At the age of 18, Seraphim firmly decided to become a [[monk]]. His mother blessed him with a large copper [[crucifix]], which he wore over his clothing all his life. After this, he entered the Sarov [[monastery]] as a [[novice]].
From day one in the monastery, exceptional abstinence from food and slumber were the distinguishing features of his life. He ate once a day, and little. On Wednesdays and Fridays he ate nothing. After asking the blessing of his [[starets]], i.e., a spiritual elder, he began to withdraw often into the forest for prayer and religious contemplation. He became severely ill again soon after, and was forced to spend most of the course of the next three years lying down.
His taking of the monastic vows occurred in 1786, when he was 27 years old. He was given the name Seraphim, which in Hebrew means "fiery," or "burning." He was soon made a [[hierodeacon]]. He justified his name by his extraordinarily burning prayer. He spent all of his time, save for the very shortest of rests, in church. Through such prayer and the labors of religious services, Seraphim became worthy to see [[angel]]s, both serving and singing in church. During the [[Liturgy]] on [[Holy Thursday]], he saw the Lord [[Jesus Christ]] Himself, in the form of the Son of man, proceeding into the Church with the Heavenly host and blessing those praying. The saint could not speak for a long time after being struck by this vision.
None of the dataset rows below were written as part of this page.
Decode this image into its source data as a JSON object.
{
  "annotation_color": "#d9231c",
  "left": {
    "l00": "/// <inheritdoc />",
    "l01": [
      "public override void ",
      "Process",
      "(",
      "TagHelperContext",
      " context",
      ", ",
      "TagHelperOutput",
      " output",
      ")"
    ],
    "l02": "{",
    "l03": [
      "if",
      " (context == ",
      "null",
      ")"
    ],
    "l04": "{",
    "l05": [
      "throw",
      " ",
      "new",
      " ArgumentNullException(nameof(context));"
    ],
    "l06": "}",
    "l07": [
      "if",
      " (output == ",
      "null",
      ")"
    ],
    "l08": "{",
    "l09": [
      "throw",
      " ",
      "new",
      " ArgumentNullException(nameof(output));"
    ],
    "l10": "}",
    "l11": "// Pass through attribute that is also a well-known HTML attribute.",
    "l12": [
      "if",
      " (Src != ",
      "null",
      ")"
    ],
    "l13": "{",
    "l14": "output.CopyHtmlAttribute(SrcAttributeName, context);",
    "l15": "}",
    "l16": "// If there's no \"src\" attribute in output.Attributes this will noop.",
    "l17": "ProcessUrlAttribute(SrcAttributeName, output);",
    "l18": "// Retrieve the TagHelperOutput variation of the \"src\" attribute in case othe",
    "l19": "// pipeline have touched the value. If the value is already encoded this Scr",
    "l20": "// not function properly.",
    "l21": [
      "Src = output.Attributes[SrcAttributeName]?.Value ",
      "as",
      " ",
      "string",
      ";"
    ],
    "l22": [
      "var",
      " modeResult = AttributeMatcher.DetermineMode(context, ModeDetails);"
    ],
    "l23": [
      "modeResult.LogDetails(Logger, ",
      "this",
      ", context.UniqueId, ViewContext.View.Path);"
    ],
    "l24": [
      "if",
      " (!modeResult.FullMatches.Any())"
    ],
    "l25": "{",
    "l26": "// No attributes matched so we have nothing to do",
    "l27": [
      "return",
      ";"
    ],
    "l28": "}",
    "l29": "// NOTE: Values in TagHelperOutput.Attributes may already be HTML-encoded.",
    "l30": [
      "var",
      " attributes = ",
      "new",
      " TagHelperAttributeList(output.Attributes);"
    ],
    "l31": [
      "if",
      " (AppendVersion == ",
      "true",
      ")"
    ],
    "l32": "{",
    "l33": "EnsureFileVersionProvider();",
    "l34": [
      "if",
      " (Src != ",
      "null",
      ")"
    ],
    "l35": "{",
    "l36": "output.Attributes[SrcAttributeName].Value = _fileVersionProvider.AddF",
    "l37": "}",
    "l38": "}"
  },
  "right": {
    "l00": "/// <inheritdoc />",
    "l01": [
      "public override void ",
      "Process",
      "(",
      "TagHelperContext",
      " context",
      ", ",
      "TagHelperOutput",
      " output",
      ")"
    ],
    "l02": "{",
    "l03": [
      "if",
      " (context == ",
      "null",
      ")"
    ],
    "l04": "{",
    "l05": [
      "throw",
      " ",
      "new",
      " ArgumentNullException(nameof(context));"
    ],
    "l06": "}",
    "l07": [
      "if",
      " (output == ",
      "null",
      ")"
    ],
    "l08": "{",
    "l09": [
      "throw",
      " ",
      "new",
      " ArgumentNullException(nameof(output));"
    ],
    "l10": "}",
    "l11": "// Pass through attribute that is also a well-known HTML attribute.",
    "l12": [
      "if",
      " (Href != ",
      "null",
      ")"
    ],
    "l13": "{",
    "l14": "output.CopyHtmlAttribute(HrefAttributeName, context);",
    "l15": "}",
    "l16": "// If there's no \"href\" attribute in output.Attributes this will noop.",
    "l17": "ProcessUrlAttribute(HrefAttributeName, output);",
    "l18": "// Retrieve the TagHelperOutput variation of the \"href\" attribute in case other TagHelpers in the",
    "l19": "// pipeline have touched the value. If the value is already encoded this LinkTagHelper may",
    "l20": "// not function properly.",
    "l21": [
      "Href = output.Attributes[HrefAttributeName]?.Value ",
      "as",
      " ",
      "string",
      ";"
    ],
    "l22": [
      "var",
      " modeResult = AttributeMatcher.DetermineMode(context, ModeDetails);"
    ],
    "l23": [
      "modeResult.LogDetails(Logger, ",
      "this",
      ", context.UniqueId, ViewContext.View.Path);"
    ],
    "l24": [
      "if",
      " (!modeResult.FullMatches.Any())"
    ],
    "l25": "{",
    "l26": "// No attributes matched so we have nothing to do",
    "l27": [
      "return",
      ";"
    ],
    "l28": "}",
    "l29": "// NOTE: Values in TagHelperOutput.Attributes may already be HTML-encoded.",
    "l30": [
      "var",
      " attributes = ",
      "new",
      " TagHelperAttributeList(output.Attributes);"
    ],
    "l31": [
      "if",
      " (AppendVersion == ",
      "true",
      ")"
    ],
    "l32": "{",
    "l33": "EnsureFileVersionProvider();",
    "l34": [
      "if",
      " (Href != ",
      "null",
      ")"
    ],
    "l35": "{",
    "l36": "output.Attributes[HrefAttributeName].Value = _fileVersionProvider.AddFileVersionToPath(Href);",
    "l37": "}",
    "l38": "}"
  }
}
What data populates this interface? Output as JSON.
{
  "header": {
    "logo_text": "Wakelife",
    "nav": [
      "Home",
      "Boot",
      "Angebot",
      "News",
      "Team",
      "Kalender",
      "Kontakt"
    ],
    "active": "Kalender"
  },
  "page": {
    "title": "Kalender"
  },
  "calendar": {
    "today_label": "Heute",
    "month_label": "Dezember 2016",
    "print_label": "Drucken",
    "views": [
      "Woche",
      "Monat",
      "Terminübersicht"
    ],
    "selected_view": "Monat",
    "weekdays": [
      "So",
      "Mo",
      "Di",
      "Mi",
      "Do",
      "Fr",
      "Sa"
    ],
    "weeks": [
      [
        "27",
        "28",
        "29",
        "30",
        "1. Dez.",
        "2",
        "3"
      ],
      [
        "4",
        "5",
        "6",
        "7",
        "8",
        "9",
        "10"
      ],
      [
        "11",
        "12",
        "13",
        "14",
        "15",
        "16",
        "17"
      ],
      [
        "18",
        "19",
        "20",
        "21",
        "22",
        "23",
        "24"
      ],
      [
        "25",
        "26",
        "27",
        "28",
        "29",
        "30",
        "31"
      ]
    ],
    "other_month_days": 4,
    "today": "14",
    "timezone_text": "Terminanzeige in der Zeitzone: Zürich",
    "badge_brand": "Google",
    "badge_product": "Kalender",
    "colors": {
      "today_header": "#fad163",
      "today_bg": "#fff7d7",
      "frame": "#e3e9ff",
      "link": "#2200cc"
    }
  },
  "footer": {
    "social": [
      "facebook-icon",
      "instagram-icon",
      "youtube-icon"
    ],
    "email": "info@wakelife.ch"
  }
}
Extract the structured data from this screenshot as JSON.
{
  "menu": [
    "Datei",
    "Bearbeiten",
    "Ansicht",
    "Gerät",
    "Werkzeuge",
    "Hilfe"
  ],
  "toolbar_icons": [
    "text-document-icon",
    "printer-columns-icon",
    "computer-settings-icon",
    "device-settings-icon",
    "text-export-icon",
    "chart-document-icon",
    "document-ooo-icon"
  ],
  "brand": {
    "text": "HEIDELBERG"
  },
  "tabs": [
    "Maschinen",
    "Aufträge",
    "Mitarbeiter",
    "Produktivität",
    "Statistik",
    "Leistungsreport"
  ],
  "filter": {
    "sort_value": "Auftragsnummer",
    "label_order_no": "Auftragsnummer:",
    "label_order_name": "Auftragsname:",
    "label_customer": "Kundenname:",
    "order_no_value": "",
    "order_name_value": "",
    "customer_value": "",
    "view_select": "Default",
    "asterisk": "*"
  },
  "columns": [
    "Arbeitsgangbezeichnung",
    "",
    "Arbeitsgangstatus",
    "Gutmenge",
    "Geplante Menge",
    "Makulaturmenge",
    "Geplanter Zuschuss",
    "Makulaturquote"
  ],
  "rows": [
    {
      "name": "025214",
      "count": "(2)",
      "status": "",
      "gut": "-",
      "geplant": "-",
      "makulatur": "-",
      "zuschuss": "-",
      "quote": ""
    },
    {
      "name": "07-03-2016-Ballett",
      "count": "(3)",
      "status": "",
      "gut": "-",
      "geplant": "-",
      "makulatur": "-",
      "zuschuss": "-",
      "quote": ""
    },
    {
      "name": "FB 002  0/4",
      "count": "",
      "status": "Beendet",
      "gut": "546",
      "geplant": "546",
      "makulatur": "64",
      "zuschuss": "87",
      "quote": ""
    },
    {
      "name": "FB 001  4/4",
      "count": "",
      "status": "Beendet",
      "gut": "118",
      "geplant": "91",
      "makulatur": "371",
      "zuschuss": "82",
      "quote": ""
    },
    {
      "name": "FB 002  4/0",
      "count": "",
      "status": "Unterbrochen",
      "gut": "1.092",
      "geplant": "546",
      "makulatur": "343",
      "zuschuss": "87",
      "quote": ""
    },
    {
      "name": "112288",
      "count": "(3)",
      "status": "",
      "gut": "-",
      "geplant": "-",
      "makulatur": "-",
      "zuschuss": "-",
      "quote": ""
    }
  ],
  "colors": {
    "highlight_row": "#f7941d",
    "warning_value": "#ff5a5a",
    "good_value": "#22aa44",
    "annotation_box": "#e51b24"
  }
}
In 1793, St. Seraphim was [[ordination|ordained]] a [[hieromonk]], after which he served every day and received [[Holy Communion]] for a year. St. Seraphim then began to withdraw into his "farther [[hermitage]]"—the forest wilderness about five km from Sarov Monastery. He achieved great perfection at this time. Wild animals—bears, rabbits, wolves, foxes and others—came to the hut of the ascetic. The staritsa, i.e., eldress, of the Diveevo monastery, Matrona Plescheeva, witnessed how St. Seraphim fed a bear that had come to him out of his hand: "The face of the great starets was particularly miraculous. It was joyous and bright, as that of an angel," she described. While living in this little hermitage of his, St. Seraphim once suffered greatly at the hands of robbers. Although he was physically very strong and was holding an axe at the time, St. Seraphim did not resist them. In answer to their threats and their demands for money, he lay his axe down on the ground, crossed his arms on his chest and obediently gave himself up to them. They began to beat him on the head with the handle of his own axe. Blood began to pour out of his mouth and ears, and he fell unconscious. After that they began to hit him with a log, trampled him under foot, and dragged him along the ground. They stopped beating him only when they had decided that he had died. The only treasure which the robbers found in his cell was the icon of the Mother of God of Deep Emotion (Ymileniye), before which he always prayed. When, after some time, the robbers were caught and brought to justice, the holy monk interceded on their behalf before the judge. After the beating, St. Seraphim remained hunched over for the rest of his life.
"Oh, if you only knew," he once said to a monk, "what joy, what sweetness awaits a righteous soul in [[Heaven]]! You would decide in this mortal life to bear any sorrows, persecutions and slander with gratitude. If this very cell of ours was filled with worms, and these worms were to eat our flesh for our entire life on earth, we should agree to it with total desire, in order not to lose, by any chance, that heavenly joy which God has prepared for those who love Him."
The miraculous transfiguration of the starets' face was described by a close admirer and follower of St. Seraphim: Motovilov. This happened during the winter, on a cloudy day. Motovilov was sitting on a stump in the woods; St. Seraphim was squatting across from him and telling his pupil the meaning of a Christian life, explaining for what we Christians live on earth.